►

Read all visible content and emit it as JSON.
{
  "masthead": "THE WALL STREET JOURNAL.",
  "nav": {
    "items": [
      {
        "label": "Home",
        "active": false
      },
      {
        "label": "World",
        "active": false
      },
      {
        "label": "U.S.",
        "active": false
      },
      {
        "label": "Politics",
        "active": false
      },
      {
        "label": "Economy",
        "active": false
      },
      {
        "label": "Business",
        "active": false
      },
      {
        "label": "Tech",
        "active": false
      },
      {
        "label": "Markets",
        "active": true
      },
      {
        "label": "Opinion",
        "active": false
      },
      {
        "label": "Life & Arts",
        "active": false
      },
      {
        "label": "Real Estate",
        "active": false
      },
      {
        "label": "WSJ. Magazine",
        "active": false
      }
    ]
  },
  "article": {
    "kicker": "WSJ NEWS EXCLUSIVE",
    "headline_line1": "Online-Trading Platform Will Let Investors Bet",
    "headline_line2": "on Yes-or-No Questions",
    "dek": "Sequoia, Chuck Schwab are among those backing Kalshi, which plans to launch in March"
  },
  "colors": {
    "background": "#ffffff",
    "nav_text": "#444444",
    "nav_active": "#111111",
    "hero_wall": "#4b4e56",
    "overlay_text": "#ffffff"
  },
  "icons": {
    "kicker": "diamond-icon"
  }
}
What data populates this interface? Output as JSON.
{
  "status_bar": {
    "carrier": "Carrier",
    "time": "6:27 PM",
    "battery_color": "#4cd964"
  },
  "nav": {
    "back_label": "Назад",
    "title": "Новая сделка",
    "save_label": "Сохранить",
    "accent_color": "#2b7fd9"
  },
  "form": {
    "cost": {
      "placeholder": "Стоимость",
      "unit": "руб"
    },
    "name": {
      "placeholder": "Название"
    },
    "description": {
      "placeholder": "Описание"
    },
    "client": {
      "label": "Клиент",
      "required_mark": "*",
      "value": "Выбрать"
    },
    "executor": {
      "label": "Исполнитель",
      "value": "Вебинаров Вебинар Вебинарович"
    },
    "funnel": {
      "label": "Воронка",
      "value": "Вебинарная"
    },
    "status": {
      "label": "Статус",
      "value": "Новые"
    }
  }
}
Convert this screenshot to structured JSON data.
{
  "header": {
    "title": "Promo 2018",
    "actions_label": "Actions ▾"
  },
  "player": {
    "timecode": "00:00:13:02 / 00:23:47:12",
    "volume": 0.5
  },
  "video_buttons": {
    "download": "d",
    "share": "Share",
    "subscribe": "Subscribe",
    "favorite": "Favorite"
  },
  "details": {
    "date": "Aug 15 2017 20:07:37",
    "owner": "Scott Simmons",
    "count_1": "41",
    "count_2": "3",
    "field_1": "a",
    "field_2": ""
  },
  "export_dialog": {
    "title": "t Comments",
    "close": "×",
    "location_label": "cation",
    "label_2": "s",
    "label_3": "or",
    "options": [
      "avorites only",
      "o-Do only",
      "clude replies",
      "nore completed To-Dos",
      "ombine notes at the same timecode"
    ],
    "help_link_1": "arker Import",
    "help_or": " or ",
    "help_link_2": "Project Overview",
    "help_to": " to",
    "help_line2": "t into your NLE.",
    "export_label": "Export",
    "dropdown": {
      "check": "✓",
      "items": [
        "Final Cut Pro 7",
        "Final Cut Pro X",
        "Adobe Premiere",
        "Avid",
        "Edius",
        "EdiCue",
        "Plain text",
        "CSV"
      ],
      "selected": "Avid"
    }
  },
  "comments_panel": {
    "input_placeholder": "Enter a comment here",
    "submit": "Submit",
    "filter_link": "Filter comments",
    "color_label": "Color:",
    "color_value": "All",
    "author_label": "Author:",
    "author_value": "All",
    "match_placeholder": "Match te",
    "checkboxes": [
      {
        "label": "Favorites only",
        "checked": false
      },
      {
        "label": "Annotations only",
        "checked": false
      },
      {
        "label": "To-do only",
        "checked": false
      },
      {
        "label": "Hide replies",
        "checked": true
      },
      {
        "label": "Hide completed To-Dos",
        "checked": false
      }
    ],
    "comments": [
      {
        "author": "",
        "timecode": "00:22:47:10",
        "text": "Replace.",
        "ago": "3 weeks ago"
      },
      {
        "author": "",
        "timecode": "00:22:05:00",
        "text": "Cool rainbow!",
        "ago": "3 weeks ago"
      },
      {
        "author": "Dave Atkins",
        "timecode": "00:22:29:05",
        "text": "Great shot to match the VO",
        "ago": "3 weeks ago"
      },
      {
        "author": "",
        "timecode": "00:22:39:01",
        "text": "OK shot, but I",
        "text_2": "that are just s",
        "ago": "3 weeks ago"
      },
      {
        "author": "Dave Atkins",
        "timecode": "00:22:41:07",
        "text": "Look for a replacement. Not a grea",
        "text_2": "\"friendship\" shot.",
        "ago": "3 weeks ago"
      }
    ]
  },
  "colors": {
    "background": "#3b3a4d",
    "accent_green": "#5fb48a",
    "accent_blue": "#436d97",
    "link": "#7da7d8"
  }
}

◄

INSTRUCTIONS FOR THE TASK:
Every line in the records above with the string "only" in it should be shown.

WRITTEN RESPONSE:
      "avorites only",
      "o-Do only",
        "label": "Favorites only",
        "label": "Annotations only",
        "label": "To-do only",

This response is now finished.